Interface dataset entries:
--

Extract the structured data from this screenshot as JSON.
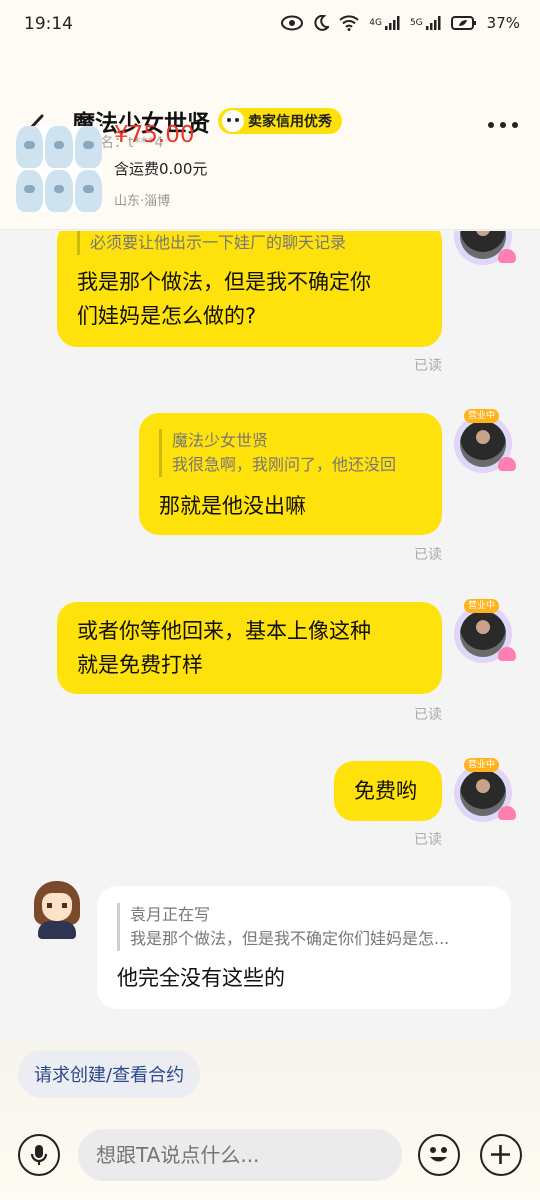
{
  "status": {
    "time": "19:14",
    "net1": "4G",
    "net2": "5G",
    "battery": "37%"
  },
  "header": {
    "title": "魔法少女世贤",
    "credit_badge": "卖家信用优秀",
    "member": "会员名：t***4",
    "more_icon": "more-dots-icon",
    "back_icon": "chevron-left-icon"
  },
  "product": {
    "price": "¥75.00",
    "shipping": "含运费0.00元",
    "location": "山东·淄博"
  },
  "seller_avatar_tag": "营业中",
  "messages": [
    {
      "quote_line": "必须要让他出示一下娃厂的聊天记录",
      "lines": [
        "我是那个做法，但是我不确定你",
        "们娃妈是怎么做的?"
      ],
      "status": "已读"
    },
    {
      "quote_name": "魔法少女世贤",
      "quote_line": "我很急啊，我刚问了，他还没回",
      "lines": [
        "那就是他没出嘛"
      ],
      "status": "已读"
    },
    {
      "lines": [
        "或者你等他回来，基本上像这种",
        "就是免费打样"
      ],
      "status": "已读"
    },
    {
      "lines": [
        "免费哟"
      ],
      "status": "已读"
    },
    {
      "quote_name": "袁月正在写",
      "quote_line": "我是那个做法，但是我不确定你们娃妈是怎...",
      "lines": [
        "他完全没有这些的"
      ]
    }
  ],
  "bottom": {
    "contract": "请求创建/查看合约",
    "placeholder": "想跟TA说点什么..."
  },
  "colors": {
    "my_bubble": "#ffe20b",
    "price": "#e8362f",
    "badge": "#ffe10a"
  }
}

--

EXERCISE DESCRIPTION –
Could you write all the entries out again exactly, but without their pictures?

RESPONSE BOX –
Extract the structured data from this screenshot as JSON.
{
  "status": {
    "time": "19:14",
    "net1": "4G",
    "net2": "5G",
    "battery": "37%"
  },
  "header": {
    "title": "魔法少女世贤",
    "credit_badge": "卖家信用优秀",
    "member": "会员名：t***4",
    "more_icon": "more-dots-icon",
    "back_icon": "chevron-left-icon"
  },
  "product": {
    "price": "¥75.00",
    "shipping": "含运费0.00元",
    "location": "山东·淄博"
  },
  "seller_avatar_tag": "营业中",
  "messages": [
    {
      "quote_line": "必须要让他出示一下娃厂的聊天记录",
      "lines": [
        "我是那个做法，但是我不确定你",
        "们娃妈是怎么做的?"
      ],
      "status": "已读"
    },
    {
      "quote_name": "魔法少女世贤",
      "quote_line": "我很急啊，我刚问了，他还没回",
      "lines": [
        "那就是他没出嘛"
      ],
      "status": "已读"
    },
    {
      "lines": [
        "或者你等他回来，基本上像这种",
        "就是免费打样"
      ],
      "status": "已读"
    },
    {
      "lines": [
        "免费哟"
      ],
      "status": "已读"
    },
    {
      "quote_name": "袁月正在写",
      "quote_line": "我是那个做法，但是我不确定你们娃妈是怎...",
      "lines": [
        "他完全没有这些的"
      ]
    }
  ],
  "bottom": {
    "contract": "请求创建/查看合约",
    "placeholder": "想跟TA说点什么..."
  },
  "colors": {
    "my_bubble": "#ffe20b",
    "price": "#e8362f",
    "badge": "#ffe10a"
  }
}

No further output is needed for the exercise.